- If your specialist comes across as threatening you more than helping your child, stop seeing them immediately and report them if necessary. There are many specialists qualified to assist you in your child's medical endeavor. You do not have to be victimized by overzealous specialists in it for a paycheck! This is YOUR child's medical care they are messing with!
- If your specialist misses appointments, find someone else immediately. This will tell you the same type of sloppiness they put in to their work will carry over in to your child's medical care.
- If your specialist's office staff doesn't seem to care about you and treats you like just picked a number at a deli line, do not go back. Cancel future appointments and move forward.
- The specialist you are referred to should be open; willing to communicate (even possibly by cell phone after hours and through email); willing to listen to every question; willing to take the time to meet with you alone after initially meeting your child; accepts your insurance and is honest about it if they don't; has flexible availability for making appointments; and has a neutral personality that you can agree with.
Do you feel your child with special needs has been treated fairly at school?
Is there a cure?
I never like using the word disability. I believe all children have abilities!
However, for the point of this article, I used that word to get across what is really happening right now before our eyes.
Children with diagnosis are the most precious. They rely on us! They rely on adults! They trust us with their lives. Their growth depends on us! Their education depends on us!
Shame on adults who close their eyes and turn away from the needs of our most vulnerable in society.
Is there a cure for adults who act this way? Is there a cure for adults who had no compassion and who bring a budget to a table before the welfare of a child?

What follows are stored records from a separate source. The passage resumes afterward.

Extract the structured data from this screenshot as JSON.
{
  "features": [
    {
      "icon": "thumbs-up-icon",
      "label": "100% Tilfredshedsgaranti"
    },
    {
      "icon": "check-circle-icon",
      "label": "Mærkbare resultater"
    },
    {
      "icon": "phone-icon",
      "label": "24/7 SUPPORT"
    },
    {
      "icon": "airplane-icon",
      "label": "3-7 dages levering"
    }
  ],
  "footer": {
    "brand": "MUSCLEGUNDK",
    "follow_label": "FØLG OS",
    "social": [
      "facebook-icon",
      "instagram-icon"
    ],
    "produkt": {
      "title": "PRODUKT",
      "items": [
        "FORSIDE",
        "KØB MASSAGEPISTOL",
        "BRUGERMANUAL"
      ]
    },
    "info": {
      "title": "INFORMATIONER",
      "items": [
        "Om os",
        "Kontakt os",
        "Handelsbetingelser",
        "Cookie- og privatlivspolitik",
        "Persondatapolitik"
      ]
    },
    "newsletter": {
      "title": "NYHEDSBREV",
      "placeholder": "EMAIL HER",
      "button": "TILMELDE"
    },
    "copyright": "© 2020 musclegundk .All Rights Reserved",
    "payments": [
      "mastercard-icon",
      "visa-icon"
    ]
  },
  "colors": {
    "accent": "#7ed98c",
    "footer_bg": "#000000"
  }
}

Words cannot express how disheartening and disgusting this process has become.
And it's a war! It's a war for parents who have children who have not yet been diagnosed or who have not yet been through the system.
Heed my words. Please. If it is the only thing you do, don't take my word for it, look in to it yourself.
Change is going to be coming. It's going to devastate teachers and special needs students alike.
Why am I speaking out? For the voiceless. For the ones who cannot speak for themselves!
Keep organized through the process.
Here are some helpful ways to stay organized.
- Keep a home calendar on a wall in a common area of your home, such as your kitchen.
- Keep a white board on the fridge with appointments coming up in the week.
- Keep a pocket calendar and notebook to take quick notes on the go.
- Keep a journal for all calls and information pertaining to your child.
What I would like to see in the future:
- Insurance companies should automatically assign case managers to children who are diagnosed with long-term medical problems (not just special needs) that have no cure.
- Streamline health services so that medical needs are met in a consistent progression for all patients with the same diagnosis.
- There needs to be a connection between what therapists teach to children. Techniques should be applied in schools. Teaching different methods of behavior intervention don't work unless all hands are on deck.
- There needs to be open dialogue communication between parents and schools. Not just dictated direction to certain school employees that they can only talk to parents under the school's authority.
- There needs to be kindness, compassion, and heart for children with special needs.
Let's not go back to segregating children because they are different!